Randy L. Jirtle is a Professor of Epigenetics at the Department of Sport and Exercise Sciences, University of Bedfordshire, Bedford, UK, and a Senior Scientist at McArdle Laboratory for Cancer Research at the University of Wisconsin, Madison, WI. He was previously professor of radiation oncology and associate professor of pathology at Duke University, Durham, NC, where he had been a faculty member since 1977. He graduated with a B.S. degree in nuclear engineering in 1970 and a Ph.D. degree in radiation biology in 1976, from the University of Wisconsin-Madison.
Dr. Jirtle’s research interests are in epigenetics, genomic imprinting, and the fetal origins of disease susceptibility. He identified the first imprinted tumor suppressor gene, IGF2R, and showed that its inactivation increases tumor resistance to radiotherapy. Jirtle discovered a novel imprinted domain at human 14q32, and identified the Callipyge or ‘beautiful buttocks’ locus in the homologous region of sheep. He subsequently traced the mammalian origin of genomic imprinting from monotremes to placental mammals. These studies provided the crucial data that allowed him to complete the first genome-wide mapping of human imprinted genes using a bioinformatic approach. This has resulted in nearly twenty percent of the known human imprinted genes being identified by the Jirtle laboratory, and yielded candidate imprinted genes in chromosomal regions linked to a number of complex human diseases and neurological disorders. Jirtle also demonstrated that maternal dietary supplementation of Avy mice during pregnancy, with either methyl donors or genistein, decreases adult disease incidence in the offspring by increasing DNA methylation at the Agouti locus. Moreover, these nutritional supplements were shown to negate the negative effects on the epigenome caused by the endocrine disruptor, bisphenol A (BPA).
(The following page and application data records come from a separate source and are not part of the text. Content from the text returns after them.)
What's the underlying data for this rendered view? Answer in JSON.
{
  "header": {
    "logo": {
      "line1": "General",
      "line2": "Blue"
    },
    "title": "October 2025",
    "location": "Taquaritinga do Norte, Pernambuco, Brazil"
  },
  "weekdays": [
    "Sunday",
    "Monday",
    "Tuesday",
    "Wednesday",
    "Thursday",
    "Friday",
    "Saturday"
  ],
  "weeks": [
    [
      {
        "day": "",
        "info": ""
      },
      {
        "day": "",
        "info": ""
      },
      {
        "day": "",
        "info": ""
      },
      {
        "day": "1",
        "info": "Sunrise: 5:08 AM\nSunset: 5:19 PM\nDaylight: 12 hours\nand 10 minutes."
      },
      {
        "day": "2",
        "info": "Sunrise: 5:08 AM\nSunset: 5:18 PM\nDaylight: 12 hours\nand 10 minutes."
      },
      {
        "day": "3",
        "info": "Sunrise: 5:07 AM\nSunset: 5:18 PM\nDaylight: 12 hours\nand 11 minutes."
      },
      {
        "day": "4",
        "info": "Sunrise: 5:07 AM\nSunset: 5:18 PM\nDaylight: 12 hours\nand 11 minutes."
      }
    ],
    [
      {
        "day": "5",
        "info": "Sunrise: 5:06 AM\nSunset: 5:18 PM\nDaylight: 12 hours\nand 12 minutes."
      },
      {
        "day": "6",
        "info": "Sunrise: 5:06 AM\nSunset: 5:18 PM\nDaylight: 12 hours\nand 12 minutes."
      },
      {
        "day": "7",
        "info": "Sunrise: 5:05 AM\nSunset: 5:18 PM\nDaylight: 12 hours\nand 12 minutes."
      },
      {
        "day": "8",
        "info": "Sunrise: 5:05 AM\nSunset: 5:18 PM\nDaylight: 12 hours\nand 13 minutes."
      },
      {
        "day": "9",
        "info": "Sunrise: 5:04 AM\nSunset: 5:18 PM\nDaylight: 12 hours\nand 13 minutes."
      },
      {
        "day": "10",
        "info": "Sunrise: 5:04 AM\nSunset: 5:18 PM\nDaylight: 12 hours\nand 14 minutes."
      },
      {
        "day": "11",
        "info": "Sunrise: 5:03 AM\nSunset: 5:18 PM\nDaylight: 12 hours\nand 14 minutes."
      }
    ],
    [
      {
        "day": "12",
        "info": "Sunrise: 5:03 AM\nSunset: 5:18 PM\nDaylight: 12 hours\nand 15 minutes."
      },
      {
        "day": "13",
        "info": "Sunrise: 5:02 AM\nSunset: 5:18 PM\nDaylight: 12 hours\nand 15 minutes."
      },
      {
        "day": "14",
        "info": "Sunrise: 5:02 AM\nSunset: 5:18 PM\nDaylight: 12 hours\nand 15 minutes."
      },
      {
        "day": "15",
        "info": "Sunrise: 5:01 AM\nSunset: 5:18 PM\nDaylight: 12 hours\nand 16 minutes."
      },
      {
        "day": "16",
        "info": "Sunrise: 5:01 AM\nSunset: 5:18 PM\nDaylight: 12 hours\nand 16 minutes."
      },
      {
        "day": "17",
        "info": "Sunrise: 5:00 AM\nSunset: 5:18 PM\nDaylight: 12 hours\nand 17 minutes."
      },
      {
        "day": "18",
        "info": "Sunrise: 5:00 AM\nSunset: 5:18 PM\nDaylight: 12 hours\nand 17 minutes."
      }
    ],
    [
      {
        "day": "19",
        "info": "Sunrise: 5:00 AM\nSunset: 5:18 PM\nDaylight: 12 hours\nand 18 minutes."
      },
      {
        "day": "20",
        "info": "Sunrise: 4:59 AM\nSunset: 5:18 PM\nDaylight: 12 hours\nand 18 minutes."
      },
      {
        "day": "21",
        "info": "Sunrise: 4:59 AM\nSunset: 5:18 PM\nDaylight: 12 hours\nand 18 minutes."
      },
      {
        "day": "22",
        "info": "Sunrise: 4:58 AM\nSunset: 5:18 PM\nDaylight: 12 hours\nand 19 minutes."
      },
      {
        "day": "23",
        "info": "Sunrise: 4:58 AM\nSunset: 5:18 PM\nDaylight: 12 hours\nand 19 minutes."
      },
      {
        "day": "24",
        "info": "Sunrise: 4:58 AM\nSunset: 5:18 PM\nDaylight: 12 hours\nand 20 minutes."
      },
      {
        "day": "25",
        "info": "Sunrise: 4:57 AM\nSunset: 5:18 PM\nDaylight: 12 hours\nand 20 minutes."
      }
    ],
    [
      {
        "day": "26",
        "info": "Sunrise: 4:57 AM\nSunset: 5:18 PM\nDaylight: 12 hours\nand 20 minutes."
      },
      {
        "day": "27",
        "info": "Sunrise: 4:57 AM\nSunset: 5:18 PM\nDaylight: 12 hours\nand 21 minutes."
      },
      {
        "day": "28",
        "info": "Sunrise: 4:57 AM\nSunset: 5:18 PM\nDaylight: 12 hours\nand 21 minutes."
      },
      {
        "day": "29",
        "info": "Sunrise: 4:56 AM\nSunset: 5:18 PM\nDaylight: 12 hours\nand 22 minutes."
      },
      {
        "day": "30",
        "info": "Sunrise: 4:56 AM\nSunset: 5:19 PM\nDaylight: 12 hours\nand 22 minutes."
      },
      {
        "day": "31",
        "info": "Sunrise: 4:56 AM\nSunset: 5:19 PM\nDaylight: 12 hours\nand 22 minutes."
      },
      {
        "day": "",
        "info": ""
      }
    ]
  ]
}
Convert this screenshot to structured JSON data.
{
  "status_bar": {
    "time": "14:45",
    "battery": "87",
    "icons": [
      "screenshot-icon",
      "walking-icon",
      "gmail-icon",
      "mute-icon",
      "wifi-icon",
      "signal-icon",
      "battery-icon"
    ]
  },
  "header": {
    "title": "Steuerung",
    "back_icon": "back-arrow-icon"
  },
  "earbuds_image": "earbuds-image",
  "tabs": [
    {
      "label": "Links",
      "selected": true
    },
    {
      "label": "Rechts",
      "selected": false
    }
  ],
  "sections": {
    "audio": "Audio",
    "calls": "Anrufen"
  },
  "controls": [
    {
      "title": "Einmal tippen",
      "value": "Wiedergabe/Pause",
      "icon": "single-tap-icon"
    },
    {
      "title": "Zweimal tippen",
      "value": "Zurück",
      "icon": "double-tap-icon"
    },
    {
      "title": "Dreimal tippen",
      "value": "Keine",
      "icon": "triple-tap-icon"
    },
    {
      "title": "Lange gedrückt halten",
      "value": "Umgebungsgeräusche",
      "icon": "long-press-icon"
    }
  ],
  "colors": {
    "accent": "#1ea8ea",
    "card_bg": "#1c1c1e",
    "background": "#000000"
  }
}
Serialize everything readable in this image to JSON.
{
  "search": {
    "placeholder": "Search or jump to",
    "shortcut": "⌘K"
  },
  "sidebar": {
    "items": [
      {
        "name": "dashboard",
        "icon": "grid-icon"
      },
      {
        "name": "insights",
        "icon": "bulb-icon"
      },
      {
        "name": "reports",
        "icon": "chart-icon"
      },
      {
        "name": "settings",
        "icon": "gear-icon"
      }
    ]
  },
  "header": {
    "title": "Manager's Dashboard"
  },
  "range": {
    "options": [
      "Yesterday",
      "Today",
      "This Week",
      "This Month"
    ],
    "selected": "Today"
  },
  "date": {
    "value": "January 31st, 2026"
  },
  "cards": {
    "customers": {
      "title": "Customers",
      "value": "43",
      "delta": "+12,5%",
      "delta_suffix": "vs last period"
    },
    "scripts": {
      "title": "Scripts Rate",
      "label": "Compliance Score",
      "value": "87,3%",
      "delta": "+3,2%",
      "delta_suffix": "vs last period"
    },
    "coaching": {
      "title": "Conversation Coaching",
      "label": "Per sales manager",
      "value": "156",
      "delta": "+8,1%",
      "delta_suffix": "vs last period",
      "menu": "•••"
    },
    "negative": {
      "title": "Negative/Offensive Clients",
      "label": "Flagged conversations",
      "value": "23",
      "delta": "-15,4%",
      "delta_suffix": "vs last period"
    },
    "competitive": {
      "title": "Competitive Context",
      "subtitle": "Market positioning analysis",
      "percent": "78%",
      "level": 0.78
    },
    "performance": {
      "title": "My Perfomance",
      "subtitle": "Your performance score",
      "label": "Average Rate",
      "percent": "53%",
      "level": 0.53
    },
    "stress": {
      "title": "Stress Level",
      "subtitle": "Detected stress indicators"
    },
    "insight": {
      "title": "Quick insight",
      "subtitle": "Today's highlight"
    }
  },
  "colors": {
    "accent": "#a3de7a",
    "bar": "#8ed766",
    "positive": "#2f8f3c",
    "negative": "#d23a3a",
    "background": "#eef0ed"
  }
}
Dr. Jirtle holds two U.S. patents on imprinted genes. He has edited two books, and published more than 170 peer-reviewed articles, including ten publications selected as journal covers. His research has been reported in popular press accounts ranging from American Scientist and Discover to Allure and Martha Stewart’s Living Magazine. He was also a featured scientist on NOVA and ScienceNow television programs on epigenetics, interviews by EpiGenie, and the National Public Radio programs, The People’s Pharmacy, The DNA Files, SQ Radio, and The Leonard Lopate Show—Please Explain. His enthusiasm for promoting the public understanding of epigenomics led him to create the website www.geneimprint.org, which has been designated by the scientific publisher Thomson ISI as an ‘Exemplary Website in Genetics.’
Dr. Jirtle has organized a number of international meetings, including the 2011 Keystone meeting Environmental Epigenomics and Disease Susceptibility, and has been an invited speaker at dozens of others. He has delivered numerous endowed lectures, and was invited to present his research at the 2004 Nobel Symposium on Epigenetics. He was honored in 2006 with the Distinguished Achievement Award from the College of Engineering at the University of Wisconsin-Madison. In 2007, Jirtle received an Esther B. O'Keeffe Charitable Foundation Award and capped off the year with a nomination for Time Magazine’s ‘Person of the Year’. He was the inaugural recipient of the Epigenetic Medicine Award in 2008, and received the STARS Lecture Award in Nutrition and Cancer from the National Cancer Institute in 2009. In 2010, he was invited to participate in the launch meeting of the International Human Epigenome Consortium (IHEC) in Paris, the Aspen Ideas Festival in Colorado, and Nestlé's 7th International Nutrition Symposium in Switzerland. Jirtle received the EHP Classic Paper of the Year Award in 2011. In 2012 he was invited to speak again in the Nobel Forum at the clinical epigenomics symposium sponsored by The Nobel Assembly at the Karolinska Institutet in Stockholm. Jirtle participated in the 2013 World Science Festival in New York, and published two books on Environmental Epigenomics in Health and Disease—Epigenetics and Disease Susceptibility and Epigenetics and Complex Diseases.